[[ EXERCISE INPUT open ]]

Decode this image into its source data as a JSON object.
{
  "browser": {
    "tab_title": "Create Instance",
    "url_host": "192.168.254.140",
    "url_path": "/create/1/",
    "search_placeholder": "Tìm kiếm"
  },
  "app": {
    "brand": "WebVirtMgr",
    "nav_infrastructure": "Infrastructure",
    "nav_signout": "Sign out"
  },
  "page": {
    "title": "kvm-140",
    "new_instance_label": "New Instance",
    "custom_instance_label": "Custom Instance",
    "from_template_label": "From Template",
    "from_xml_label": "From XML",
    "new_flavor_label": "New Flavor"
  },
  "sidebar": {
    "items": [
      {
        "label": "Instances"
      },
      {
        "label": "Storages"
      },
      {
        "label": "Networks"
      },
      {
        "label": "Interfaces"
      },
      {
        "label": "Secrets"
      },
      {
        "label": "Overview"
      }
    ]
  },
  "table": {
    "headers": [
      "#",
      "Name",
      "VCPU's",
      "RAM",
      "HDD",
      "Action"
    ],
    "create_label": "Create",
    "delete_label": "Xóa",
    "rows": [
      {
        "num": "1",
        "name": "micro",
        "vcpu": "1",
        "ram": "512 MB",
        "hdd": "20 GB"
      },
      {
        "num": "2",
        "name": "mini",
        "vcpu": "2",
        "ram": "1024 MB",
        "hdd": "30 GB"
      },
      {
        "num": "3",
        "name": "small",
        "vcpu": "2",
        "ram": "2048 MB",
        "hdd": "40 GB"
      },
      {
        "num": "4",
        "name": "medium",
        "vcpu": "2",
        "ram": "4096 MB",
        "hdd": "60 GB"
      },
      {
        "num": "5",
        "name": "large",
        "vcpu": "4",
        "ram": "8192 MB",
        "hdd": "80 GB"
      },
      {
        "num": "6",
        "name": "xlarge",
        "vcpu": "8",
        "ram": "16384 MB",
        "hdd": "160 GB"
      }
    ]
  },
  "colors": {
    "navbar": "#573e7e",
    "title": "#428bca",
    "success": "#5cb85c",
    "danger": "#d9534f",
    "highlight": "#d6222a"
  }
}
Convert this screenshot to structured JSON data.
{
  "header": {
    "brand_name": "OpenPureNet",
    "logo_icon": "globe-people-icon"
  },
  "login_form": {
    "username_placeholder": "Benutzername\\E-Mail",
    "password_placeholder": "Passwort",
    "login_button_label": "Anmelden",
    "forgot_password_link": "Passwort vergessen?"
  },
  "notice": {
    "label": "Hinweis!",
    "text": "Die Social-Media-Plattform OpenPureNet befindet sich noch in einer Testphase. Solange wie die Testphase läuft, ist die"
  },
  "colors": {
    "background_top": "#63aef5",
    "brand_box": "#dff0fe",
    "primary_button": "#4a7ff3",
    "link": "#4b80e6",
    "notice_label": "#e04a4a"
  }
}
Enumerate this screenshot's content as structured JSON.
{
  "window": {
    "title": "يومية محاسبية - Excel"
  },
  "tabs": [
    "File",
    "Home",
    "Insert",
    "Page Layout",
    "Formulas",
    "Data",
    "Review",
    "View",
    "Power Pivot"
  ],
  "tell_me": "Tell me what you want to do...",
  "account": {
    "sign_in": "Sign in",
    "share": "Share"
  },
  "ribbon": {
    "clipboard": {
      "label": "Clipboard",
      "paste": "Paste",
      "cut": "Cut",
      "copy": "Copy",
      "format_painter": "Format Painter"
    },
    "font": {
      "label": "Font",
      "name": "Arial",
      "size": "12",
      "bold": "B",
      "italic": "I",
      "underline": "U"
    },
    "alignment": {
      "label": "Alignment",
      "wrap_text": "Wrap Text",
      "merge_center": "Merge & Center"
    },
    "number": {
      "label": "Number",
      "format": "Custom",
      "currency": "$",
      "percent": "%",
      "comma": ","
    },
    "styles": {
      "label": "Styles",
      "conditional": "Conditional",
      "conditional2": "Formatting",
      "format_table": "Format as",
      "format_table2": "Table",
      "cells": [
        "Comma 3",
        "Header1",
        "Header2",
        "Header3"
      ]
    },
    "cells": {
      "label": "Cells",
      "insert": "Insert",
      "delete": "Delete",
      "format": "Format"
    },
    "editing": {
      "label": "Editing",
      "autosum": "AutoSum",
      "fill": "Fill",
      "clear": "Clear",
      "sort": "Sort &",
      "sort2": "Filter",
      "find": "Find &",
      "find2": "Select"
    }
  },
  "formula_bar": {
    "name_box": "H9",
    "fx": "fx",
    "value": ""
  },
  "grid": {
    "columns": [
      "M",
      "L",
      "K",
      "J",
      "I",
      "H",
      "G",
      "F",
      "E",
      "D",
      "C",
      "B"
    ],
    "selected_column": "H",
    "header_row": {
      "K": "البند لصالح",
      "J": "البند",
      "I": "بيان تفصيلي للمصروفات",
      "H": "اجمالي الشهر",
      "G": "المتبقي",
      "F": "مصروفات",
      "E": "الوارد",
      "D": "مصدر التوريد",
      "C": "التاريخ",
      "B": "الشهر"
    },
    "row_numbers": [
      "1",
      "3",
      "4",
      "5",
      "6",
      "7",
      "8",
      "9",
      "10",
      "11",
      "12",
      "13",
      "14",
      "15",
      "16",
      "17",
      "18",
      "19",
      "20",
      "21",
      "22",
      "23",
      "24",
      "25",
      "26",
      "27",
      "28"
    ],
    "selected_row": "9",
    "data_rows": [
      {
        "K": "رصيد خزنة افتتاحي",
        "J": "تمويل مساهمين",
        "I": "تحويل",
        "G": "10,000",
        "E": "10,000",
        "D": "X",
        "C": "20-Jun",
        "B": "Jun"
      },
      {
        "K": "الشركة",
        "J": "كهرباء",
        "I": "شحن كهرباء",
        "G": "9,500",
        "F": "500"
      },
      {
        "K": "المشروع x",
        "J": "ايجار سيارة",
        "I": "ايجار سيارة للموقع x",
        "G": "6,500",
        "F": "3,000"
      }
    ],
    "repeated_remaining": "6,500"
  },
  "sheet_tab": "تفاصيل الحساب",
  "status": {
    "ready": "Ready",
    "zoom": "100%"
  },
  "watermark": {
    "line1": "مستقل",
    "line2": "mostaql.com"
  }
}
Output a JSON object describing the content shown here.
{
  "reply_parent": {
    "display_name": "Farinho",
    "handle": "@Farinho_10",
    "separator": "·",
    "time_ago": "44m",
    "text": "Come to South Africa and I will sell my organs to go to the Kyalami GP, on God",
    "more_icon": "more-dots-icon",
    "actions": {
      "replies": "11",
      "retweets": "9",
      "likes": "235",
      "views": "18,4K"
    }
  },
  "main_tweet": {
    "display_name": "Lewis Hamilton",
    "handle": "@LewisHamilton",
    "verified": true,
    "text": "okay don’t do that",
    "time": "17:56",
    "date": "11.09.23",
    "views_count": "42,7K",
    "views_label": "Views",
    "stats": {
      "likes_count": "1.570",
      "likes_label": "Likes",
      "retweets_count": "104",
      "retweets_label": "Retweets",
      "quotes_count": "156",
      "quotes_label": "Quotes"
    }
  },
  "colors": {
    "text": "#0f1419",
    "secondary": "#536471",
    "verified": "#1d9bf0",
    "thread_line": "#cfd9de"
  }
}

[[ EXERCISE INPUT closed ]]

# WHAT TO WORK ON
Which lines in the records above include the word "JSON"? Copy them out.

# ANSWER BELOW
Decode this image into its source data as a JSON object.
Convert this screenshot to structured JSON data.
Enumerate this screenshot's content as structured JSON.
Output a JSON object describing the content shown here.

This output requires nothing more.